Growth marketing has the Pirate Funnel: AAARRR for Awareness, Acquisition, Activation, Retention, Referral, Revenue. In the traditional funnel, Activation would encompass Interest, Consideration, Intent, Purchase. Combining both:
Awareness, Interest, Consideration, Intent, Purchase, Activation, Retention, Referral, Revenue.
The funnel may seem more complicated, but it does a better job of distinguishing the different stages.
Part of the pitch for the Pirate Funnel is that marketers pre-growth hacking didn’t care about retention. That’s not true. Grocery stores, retailers, restaurants, insurance agents, and others have always depended on retention. Before eCommerce, local businesses survived on retention. Perhaps the argument is that marketers didn’t have to work as hard for retention because buyers could only go to their local businesses. Sometimes businesses had separate departments for retention.
Part of the purpose of marketing and advertising is purchase validation. The brain wants to be reminded it made the right choice. We know buyer’s remorse exists. Pulling out retention as a separate activity is a good idea. While we all measure retention, highlighting it forces us to attribute marketing spend for new buyers versus repeat purchasers.
I don’t mean to dump on growth marketing here. It is the best approach for startups. I noticed the focus on growth hackers at established businesses when looking for good examples of marketing job descriptions. Needing growth hackers at a non-startup is a symptom of a poor marketing unit. Business units distribute marketing ops if a brand has multiple products or services, sometimes creating dissonance in targeting and messaging. This is a people problem.

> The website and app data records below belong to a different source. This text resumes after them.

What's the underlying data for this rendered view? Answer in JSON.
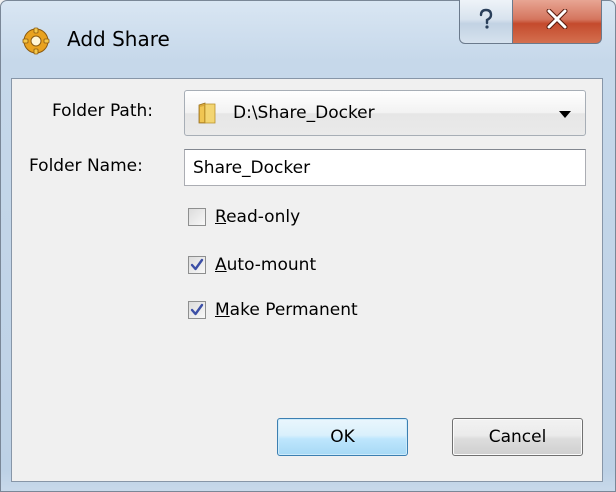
{
  "window": {
    "title": "Add Share",
    "app_icon": "gear-icon",
    "help_icon": "question-mark-icon",
    "close_icon": "close-x-icon"
  },
  "form": {
    "folder_path_label": "Folder Path:",
    "folder_path_value": "D:\\Share_Docker",
    "folder_path_icon": "folder-icon",
    "folder_name_label": "Folder Name:",
    "folder_name_value": "Share_Docker"
  },
  "options": [
    {
      "mnemonic": "R",
      "rest": "ead-only",
      "checked": false
    },
    {
      "mnemonic": "A",
      "rest": "uto-mount",
      "checked": true
    },
    {
      "mnemonic": "M",
      "rest": "ake Permanent",
      "checked": true
    }
  ],
  "buttons": {
    "ok_label": "OK",
    "cancel_label": "Cancel"
  },
  "colors": {
    "check_mark": "#3c4fa6",
    "close_button": "#c44a2d",
    "ok_border": "#3c7fb1"
  }
}
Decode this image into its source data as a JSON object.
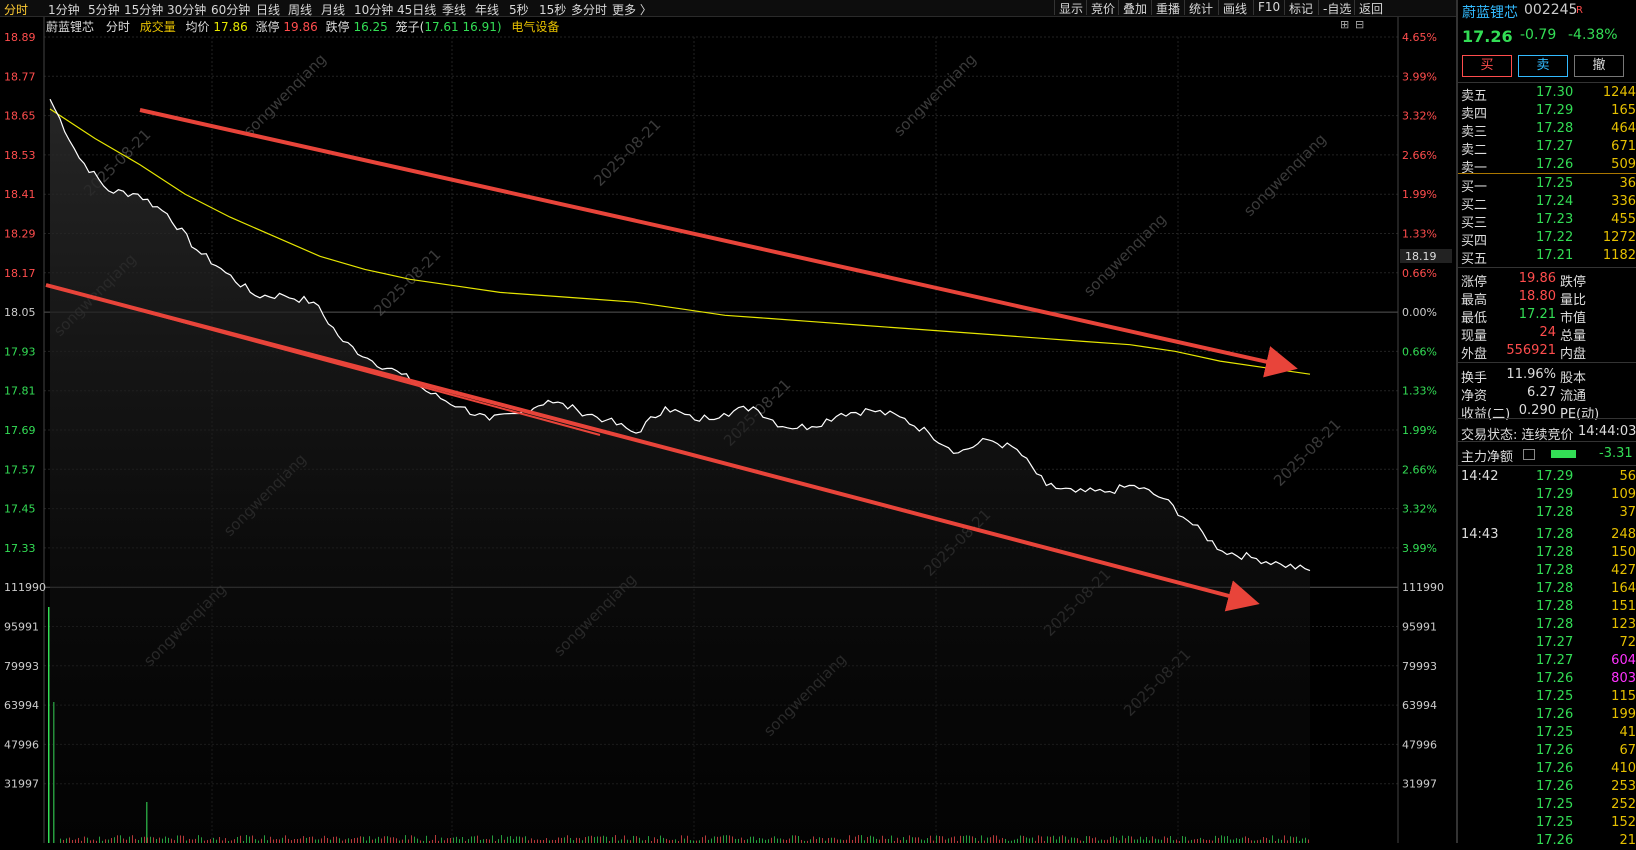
{
  "periods": [
    "分时",
    "1分钟",
    "5分钟",
    "15分钟",
    "30分钟",
    "60分钟",
    "日线",
    "周线",
    "月线",
    "10分钟",
    "45日线",
    "季线",
    "年线",
    "5秒",
    "15秒",
    "多分时",
    "更多 〉"
  ],
  "tools": [
    "显示",
    "竞价",
    "叠加",
    "重播",
    "统计",
    "画线",
    "F10",
    "标记",
    "-自选",
    "返回"
  ],
  "info": {
    "name": "蔚蓝锂芯",
    "tab": "分时",
    "volume": "成交量",
    "avg_label": "均价",
    "avg": "17.86",
    "up_label": "涨停",
    "up": "19.86",
    "down_label": "跌停",
    "down": "16.25",
    "cage_label": "笼子(",
    "cage": "17.61 16.91)",
    "sector": "电气设备"
  },
  "watermark": {
    "name": "songwenqiang",
    "date": "2025-08-21"
  },
  "price_axis": [
    "18.89",
    "18.77",
    "18.65",
    "18.53",
    "18.41",
    "18.29",
    "18.17",
    "18.05",
    "17.93",
    "17.81",
    "17.69",
    "17.57",
    "17.45",
    "17.33",
    "111990",
    "95991",
    "79993",
    "63994",
    "47996",
    "31997"
  ],
  "pct_axis": [
    "4.65%",
    "3.99%",
    "3.32%",
    "2.66%",
    "1.99%",
    "1.33%",
    "0.66%",
    "0.00%",
    "0.66%",
    "1.33%",
    "1.99%",
    "2.66%",
    "3.32%",
    "3.99%",
    "111990",
    "95991",
    "79993",
    "63994",
    "47996",
    "31997"
  ],
  "cursor_price": "18.19",
  "chart_data": {
    "type": "line",
    "prev_close": 18.05,
    "ylim": [
      17.21,
      18.89
    ],
    "series": [],
    "price": [
      18.7,
      18.52,
      18.42,
      18.41,
      18.35,
      18.24,
      18.17,
      18.1,
      18.1,
      18.08,
      17.96,
      17.9,
      17.86,
      17.8,
      17.76,
      17.72,
      17.74,
      17.78,
      17.75,
      17.72,
      17.68,
      17.76,
      17.72,
      17.74,
      17.76,
      17.7,
      17.7,
      17.74,
      17.75,
      17.73,
      17.68,
      17.62,
      17.66,
      17.63,
      17.52,
      17.5,
      17.5,
      17.52,
      17.48,
      17.4,
      17.32,
      17.3,
      17.28,
      17.26
    ],
    "avg": [
      18.67,
      18.58,
      18.5,
      18.41,
      18.34,
      18.28,
      18.22,
      18.18,
      18.15,
      18.13,
      18.11,
      18.1,
      18.09,
      18.08,
      18.06,
      18.04,
      18.03,
      18.02,
      18.01,
      18.0,
      17.99,
      17.98,
      17.97,
      17.96,
      17.95,
      17.93,
      17.9,
      17.88,
      17.86
    ]
  },
  "stock": {
    "name": "蔚蓝锂芯",
    "code": "002245",
    "badge": "R",
    "price": "17.26",
    "change": "-0.79",
    "pct": "-4.38%"
  },
  "buttons": {
    "buy": "买",
    "sell": "卖",
    "cancel": "撤"
  },
  "asks": [
    {
      "label": "卖五",
      "price": "17.30",
      "vol": "1244"
    },
    {
      "label": "卖四",
      "price": "17.29",
      "vol": "165"
    },
    {
      "label": "卖三",
      "price": "17.28",
      "vol": "464"
    },
    {
      "label": "卖二",
      "price": "17.27",
      "vol": "671"
    },
    {
      "label": "卖一",
      "price": "17.26",
      "vol": "509"
    }
  ],
  "bids": [
    {
      "label": "买一",
      "price": "17.25",
      "vol": "36"
    },
    {
      "label": "买二",
      "price": "17.24",
      "vol": "336"
    },
    {
      "label": "买三",
      "price": "17.23",
      "vol": "455"
    },
    {
      "label": "买四",
      "price": "17.22",
      "vol": "1272"
    },
    {
      "label": "买五",
      "price": "17.21",
      "vol": "1182"
    }
  ],
  "stats": [
    {
      "label": "涨停",
      "value": "19.86",
      "label2": "跌停"
    },
    {
      "label": "最高",
      "value": "18.80",
      "label2": "量比"
    },
    {
      "label": "最低",
      "value": "17.21",
      "label2": "市值"
    },
    {
      "label": "现量",
      "value": "24",
      "label2": "总量"
    },
    {
      "label": "外盘",
      "value": "556921",
      "label2": "内盘"
    }
  ],
  "stats2": [
    {
      "label": "换手",
      "value": "11.96%",
      "label2": "股本"
    },
    {
      "label": "净资",
      "value": "6.27",
      "label2": "流通"
    },
    {
      "label": "收益(二)",
      "value": "0.290",
      "label2": "PE(动)"
    }
  ],
  "status": {
    "label": "交易状态: 连续竞价",
    "time": "14:44:03"
  },
  "fund": {
    "label": "主力净额",
    "value": "-3.31"
  },
  "ticks": [
    {
      "t": "14:42",
      "p": "17.29",
      "v": "56"
    },
    {
      "t": "",
      "p": "17.29",
      "v": "109"
    },
    {
      "t": "",
      "p": "17.28",
      "v": "37"
    },
    {
      "t": "14:43",
      "p": "17.28",
      "v": "248"
    },
    {
      "t": "",
      "p": "17.28",
      "v": "150"
    },
    {
      "t": "",
      "p": "17.28",
      "v": "427"
    },
    {
      "t": "",
      "p": "17.28",
      "v": "164"
    },
    {
      "t": "",
      "p": "17.28",
      "v": "151"
    },
    {
      "t": "",
      "p": "17.28",
      "v": "123"
    },
    {
      "t": "",
      "p": "17.27",
      "v": "72"
    },
    {
      "t": "",
      "p": "17.27",
      "v": "604"
    },
    {
      "t": "",
      "p": "17.26",
      "v": "803"
    },
    {
      "t": "",
      "p": "17.25",
      "v": "115"
    },
    {
      "t": "",
      "p": "17.26",
      "v": "199"
    },
    {
      "t": "",
      "p": "17.25",
      "v": "41"
    },
    {
      "t": "",
      "p": "17.26",
      "v": "67"
    },
    {
      "t": "",
      "p": "17.26",
      "v": "410"
    },
    {
      "t": "",
      "p": "17.26",
      "v": "253"
    },
    {
      "t": "",
      "p": "17.25",
      "v": "252"
    },
    {
      "t": "",
      "p": "17.25",
      "v": "152"
    },
    {
      "t": "",
      "p": "17.26",
      "v": "21"
    }
  ],
  "colors": {
    "up": "#ff4d4d",
    "down": "#33dd55",
    "avg": "#e6e600",
    "price": "#ffffff",
    "arrow": "#e8443a",
    "magenta": "#ff33ff"
  }
}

Depending on leadership and power structures, functions that should be cohesive, well, aren’t. Even if there is one product or service, conflict in short-term vs. long-term incentives muddies the focus of marketing.